- Assigned task -
Please restate each entry word for word and leave the pictures out.

★ ★ ★

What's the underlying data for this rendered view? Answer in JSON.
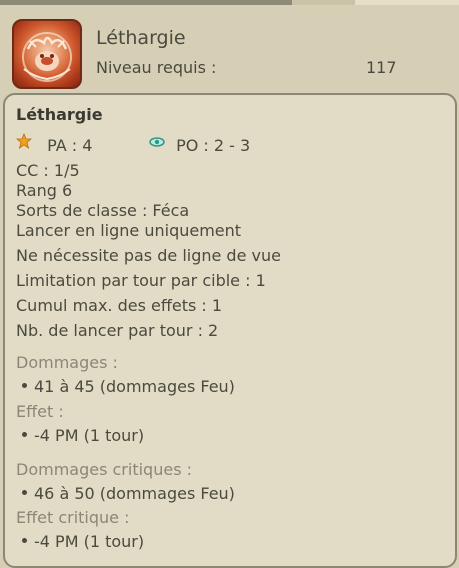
{
  "header": {
    "title": "Léthargie",
    "niveau_label": "Niveau requis :",
    "niveau_value": "117"
  },
  "panel": {
    "title": "Léthargie",
    "pa": "PA : 4",
    "po": "PO : 2 - 3",
    "cc": "CC : 1/5",
    "rang": "Rang 6",
    "sorts_classe": "Sorts de classe : Féca",
    "lancer_ligne": "Lancer en ligne uniquement",
    "ligne_vue": "Ne nécessite pas de ligne de vue",
    "limitation": "Limitation par tour par cible : 1",
    "cumul": "Cumul max. des effets : 1",
    "nb_lancer": "Nb. de lancer par tour : 2",
    "dommages_label": "Dommages :",
    "dommages_value": "41 à 45 (dommages Feu)",
    "effet_label": "Effet :",
    "effet_value": "-4 PM (1 tour)",
    "dommages_crit_label": "Dommages critiques :",
    "dommages_crit_value": "46 à 50 (dommages Feu)",
    "effet_crit_label": "Effet critique :",
    "effet_crit_value": "-4 PM (1 tour)"
  },
  "icons": {
    "spell": "lethargie-spell-icon",
    "pa": "star-icon",
    "po": "eye-icon"
  },
  "colors": {
    "background": "#d6cfb6",
    "panel": "#e2dcc6",
    "text": "#4a4a3e",
    "section_label": "#8a8778",
    "star": "#f0a21c",
    "eye": "#2a9a86"
  }
}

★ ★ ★

- Answer area -
What's the underlying data for this rendered view? Answer in JSON.
{
  "header": {
    "title": "Léthargie",
    "niveau_label": "Niveau requis :",
    "niveau_value": "117"
  },
  "panel": {
    "title": "Léthargie",
    "pa": "PA : 4",
    "po": "PO : 2 - 3",
    "cc": "CC : 1/5",
    "rang": "Rang 6",
    "sorts_classe": "Sorts de classe : Féca",
    "lancer_ligne": "Lancer en ligne uniquement",
    "ligne_vue": "Ne nécessite pas de ligne de vue",
    "limitation": "Limitation par tour par cible : 1",
    "cumul": "Cumul max. des effets : 1",
    "nb_lancer": "Nb. de lancer par tour : 2",
    "dommages_label": "Dommages :",
    "dommages_value": "41 à 45 (dommages Feu)",
    "effet_label": "Effet :",
    "effet_value": "-4 PM (1 tour)",
    "dommages_crit_label": "Dommages critiques :",
    "dommages_crit_value": "46 à 50 (dommages Feu)",
    "effet_crit_label": "Effet critique :",
    "effet_crit_value": "-4 PM (1 tour)"
  },
  "icons": {
    "spell": "lethargie-spell-icon",
    "pa": "star-icon",
    "po": "eye-icon"
  },
  "colors": {
    "background": "#d6cfb6",
    "panel": "#e2dcc6",
    "text": "#4a4a3e",
    "section_label": "#8a8778",
    "star": "#f0a21c",
    "eye": "#2a9a86"
  }
}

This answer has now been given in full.